* [Page and application data records]
************

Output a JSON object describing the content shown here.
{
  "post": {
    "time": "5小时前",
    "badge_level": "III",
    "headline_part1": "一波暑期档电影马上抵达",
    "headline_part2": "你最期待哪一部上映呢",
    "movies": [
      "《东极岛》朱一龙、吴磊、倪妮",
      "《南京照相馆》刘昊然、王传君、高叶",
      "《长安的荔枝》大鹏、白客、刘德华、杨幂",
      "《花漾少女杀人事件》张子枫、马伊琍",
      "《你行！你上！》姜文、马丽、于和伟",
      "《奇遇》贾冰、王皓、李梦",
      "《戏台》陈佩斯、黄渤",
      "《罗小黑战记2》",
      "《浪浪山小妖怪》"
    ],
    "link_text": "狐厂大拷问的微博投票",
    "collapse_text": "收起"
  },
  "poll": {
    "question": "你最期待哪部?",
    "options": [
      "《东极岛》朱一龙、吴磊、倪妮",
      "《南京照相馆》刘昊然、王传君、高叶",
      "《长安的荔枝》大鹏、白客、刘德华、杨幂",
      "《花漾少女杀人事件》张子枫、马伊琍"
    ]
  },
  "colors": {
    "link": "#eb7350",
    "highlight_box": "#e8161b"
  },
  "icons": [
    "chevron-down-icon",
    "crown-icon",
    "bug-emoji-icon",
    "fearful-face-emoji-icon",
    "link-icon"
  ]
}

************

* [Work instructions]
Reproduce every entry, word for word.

* [Solved exercise]
Output a JSON object describing the content shown here.
{
  "post": {
    "time": "5小时前",
    "badge_level": "III",
    "headline_part1": "一波暑期档电影马上抵达",
    "headline_part2": "你最期待哪一部上映呢",
    "movies": [
      "《东极岛》朱一龙、吴磊、倪妮",
      "《南京照相馆》刘昊然、王传君、高叶",
      "《长安的荔枝》大鹏、白客、刘德华、杨幂",
      "《花漾少女杀人事件》张子枫、马伊琍",
      "《你行！你上！》姜文、马丽、于和伟",
      "《奇遇》贾冰、王皓、李梦",
      "《戏台》陈佩斯、黄渤",
      "《罗小黑战记2》",
      "《浪浪山小妖怪》"
    ],
    "link_text": "狐厂大拷问的微博投票",
    "collapse_text": "收起"
  },
  "poll": {
    "question": "你最期待哪部?",
    "options": [
      "《东极岛》朱一龙、吴磊、倪妮",
      "《南京照相馆》刘昊然、王传君、高叶",
      "《长安的荔枝》大鹏、白客、刘德华、杨幂",
      "《花漾少女杀人事件》张子枫、马伊琍"
    ]
  },
  "colors": {
    "link": "#eb7350",
    "highlight_box": "#e8161b"
  },
  "icons": [
    "chevron-down-icon",
    "crown-icon",
    "bug-emoji-icon",
    "fearful-face-emoji-icon",
    "link-icon"
  ]
}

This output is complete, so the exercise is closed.